(Interface dataset entries)
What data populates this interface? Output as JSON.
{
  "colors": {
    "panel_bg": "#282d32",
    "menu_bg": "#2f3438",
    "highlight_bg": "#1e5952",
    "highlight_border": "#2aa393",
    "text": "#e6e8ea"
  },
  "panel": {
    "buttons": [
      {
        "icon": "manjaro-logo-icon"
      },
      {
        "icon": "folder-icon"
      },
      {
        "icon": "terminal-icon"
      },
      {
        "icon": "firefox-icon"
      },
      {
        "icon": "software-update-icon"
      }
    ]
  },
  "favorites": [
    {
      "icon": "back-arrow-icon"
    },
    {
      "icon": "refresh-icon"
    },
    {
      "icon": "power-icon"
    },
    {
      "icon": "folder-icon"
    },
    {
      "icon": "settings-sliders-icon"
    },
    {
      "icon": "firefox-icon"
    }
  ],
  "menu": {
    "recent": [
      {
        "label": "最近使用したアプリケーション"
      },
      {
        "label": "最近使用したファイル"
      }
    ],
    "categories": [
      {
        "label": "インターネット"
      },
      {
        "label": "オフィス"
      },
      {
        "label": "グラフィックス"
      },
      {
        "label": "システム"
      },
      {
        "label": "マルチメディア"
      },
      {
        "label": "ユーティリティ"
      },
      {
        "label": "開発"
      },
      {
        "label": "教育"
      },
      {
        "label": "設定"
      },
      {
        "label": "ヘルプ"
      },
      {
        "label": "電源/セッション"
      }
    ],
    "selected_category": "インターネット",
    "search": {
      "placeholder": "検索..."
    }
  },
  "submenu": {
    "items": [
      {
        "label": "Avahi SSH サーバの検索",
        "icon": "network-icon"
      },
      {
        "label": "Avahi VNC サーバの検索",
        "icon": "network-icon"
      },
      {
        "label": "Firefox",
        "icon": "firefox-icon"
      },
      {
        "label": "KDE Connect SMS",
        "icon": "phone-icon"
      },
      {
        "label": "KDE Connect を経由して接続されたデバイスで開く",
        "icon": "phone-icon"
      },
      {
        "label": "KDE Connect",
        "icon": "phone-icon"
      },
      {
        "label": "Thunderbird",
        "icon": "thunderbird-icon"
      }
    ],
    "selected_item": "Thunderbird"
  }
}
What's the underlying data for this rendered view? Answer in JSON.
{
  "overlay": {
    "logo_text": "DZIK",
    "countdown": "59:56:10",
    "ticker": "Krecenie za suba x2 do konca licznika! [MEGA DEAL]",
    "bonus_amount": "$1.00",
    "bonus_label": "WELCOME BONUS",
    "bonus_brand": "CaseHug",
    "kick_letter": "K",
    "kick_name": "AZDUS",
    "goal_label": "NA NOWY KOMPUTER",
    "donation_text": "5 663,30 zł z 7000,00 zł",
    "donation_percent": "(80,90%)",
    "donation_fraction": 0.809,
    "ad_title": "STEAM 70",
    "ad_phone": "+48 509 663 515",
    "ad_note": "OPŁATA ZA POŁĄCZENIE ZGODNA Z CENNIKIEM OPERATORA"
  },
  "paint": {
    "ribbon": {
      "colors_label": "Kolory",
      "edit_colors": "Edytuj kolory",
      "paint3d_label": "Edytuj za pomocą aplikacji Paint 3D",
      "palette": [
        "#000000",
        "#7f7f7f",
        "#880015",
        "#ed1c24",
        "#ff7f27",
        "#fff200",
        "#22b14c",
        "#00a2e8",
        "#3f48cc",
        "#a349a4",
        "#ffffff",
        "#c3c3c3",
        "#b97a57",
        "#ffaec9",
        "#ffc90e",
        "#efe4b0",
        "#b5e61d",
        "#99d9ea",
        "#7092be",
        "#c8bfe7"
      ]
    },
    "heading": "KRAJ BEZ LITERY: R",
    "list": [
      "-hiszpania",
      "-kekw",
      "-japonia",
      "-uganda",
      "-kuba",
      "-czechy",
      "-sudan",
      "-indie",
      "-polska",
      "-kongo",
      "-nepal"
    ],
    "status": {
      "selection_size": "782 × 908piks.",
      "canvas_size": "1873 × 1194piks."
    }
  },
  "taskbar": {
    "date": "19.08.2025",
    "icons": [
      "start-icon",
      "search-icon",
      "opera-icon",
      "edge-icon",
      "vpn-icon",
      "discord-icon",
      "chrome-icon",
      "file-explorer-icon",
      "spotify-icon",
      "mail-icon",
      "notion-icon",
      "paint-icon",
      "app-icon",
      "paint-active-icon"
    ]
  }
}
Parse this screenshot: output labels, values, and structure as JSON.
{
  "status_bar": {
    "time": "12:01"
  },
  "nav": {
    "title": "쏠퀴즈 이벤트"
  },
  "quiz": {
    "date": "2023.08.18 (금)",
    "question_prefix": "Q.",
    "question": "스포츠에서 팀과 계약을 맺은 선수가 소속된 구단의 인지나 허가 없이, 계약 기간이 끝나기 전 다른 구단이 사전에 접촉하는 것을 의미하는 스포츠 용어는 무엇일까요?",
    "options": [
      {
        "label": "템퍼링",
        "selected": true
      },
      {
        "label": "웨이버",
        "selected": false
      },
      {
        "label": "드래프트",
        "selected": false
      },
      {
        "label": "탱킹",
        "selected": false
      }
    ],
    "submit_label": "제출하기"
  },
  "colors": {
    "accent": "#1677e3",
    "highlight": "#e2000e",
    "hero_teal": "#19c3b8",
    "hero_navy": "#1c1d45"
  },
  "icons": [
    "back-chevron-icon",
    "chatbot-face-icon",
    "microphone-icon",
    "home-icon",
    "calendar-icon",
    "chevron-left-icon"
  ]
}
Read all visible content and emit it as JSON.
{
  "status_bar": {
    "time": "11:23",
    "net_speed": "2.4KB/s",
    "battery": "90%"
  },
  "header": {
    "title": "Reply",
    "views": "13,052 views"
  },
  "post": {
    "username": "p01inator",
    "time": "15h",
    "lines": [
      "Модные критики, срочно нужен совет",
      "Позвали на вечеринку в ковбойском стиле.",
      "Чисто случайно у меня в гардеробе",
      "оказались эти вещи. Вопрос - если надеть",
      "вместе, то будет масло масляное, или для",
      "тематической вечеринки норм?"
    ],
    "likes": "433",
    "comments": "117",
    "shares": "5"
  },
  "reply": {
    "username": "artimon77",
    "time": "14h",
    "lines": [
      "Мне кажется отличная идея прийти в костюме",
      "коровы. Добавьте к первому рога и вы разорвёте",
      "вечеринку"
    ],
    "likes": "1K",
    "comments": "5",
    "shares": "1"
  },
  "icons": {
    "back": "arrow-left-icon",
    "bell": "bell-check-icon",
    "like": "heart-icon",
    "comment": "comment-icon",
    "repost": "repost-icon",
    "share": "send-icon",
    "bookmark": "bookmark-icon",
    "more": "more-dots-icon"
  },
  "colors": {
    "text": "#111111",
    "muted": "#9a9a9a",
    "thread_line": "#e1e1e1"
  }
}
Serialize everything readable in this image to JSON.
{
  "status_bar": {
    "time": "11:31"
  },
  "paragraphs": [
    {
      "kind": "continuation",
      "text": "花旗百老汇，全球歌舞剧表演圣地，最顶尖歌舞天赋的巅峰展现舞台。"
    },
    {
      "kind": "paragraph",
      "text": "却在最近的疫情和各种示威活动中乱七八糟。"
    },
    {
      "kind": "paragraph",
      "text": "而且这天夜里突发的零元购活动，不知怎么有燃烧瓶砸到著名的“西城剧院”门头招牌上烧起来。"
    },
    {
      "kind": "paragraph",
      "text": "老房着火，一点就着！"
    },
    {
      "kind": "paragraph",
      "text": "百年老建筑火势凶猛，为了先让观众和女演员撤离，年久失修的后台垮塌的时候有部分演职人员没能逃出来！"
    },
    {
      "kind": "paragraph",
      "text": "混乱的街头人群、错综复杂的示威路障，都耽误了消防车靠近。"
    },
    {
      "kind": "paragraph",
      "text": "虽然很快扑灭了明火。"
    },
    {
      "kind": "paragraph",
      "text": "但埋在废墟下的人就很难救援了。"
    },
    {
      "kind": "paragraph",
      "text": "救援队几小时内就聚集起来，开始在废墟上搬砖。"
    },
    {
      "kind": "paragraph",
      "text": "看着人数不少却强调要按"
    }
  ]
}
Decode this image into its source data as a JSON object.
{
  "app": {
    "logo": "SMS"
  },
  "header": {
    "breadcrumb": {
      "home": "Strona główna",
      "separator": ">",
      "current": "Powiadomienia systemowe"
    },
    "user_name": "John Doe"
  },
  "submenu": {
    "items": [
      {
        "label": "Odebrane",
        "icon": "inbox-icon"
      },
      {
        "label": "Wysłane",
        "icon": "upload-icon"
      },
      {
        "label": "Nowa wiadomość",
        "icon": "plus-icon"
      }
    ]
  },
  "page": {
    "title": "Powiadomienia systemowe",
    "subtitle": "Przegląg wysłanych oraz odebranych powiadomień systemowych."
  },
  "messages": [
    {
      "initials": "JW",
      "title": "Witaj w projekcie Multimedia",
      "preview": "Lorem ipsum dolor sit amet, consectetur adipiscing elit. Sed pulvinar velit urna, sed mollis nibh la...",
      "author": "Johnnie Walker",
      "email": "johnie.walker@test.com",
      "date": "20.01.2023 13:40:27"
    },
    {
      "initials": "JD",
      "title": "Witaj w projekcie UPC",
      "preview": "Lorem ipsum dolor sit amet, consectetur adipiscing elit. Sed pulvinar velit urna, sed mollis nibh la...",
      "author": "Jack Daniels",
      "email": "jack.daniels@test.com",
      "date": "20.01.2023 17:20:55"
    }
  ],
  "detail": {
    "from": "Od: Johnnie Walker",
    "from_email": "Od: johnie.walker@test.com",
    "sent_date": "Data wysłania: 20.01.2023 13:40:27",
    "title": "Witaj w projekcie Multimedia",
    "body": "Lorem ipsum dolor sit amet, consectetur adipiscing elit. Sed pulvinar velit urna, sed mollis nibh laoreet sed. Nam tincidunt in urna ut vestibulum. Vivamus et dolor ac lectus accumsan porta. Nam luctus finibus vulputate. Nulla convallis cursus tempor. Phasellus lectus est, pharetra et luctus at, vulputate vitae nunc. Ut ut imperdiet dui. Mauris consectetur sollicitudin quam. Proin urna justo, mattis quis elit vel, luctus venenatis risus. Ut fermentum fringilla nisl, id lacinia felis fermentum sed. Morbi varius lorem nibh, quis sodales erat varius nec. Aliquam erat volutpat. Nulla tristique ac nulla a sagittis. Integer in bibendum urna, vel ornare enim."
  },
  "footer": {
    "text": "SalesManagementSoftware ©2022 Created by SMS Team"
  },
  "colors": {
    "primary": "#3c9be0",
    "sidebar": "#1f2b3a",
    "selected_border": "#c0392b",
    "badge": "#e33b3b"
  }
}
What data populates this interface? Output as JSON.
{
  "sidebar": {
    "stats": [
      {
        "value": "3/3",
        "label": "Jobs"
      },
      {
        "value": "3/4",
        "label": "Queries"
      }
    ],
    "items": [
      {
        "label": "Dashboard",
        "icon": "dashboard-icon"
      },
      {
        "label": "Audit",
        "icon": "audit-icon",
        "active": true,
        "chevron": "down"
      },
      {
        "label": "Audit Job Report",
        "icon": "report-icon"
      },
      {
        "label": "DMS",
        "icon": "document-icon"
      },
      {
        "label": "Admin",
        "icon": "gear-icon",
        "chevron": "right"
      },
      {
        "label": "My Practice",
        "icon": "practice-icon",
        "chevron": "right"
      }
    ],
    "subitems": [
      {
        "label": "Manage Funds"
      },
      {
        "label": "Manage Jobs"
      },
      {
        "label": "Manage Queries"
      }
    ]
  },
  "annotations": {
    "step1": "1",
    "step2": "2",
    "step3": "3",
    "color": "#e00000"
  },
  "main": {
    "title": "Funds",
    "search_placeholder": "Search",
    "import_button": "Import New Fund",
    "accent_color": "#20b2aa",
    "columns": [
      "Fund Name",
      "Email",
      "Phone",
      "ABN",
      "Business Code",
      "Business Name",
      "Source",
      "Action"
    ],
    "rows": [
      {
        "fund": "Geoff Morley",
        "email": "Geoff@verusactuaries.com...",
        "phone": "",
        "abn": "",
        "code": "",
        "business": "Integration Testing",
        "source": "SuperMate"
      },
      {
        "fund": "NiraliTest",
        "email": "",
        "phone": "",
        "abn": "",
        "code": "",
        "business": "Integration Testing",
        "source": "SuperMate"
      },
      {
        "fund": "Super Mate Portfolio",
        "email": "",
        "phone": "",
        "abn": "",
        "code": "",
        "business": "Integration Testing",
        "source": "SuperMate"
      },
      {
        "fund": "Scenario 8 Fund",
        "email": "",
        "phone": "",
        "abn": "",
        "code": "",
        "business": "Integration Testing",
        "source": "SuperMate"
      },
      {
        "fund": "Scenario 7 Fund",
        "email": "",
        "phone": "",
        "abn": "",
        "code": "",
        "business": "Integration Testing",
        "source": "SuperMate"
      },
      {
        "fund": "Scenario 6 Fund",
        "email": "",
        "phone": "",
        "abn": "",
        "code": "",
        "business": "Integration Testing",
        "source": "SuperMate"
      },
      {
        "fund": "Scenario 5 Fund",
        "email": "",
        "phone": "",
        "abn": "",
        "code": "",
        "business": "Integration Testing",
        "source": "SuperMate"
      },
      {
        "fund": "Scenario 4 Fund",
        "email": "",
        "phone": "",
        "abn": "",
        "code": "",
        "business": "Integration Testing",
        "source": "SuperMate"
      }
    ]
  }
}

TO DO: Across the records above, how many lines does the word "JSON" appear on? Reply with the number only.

EXERCISE RESPONSE: 7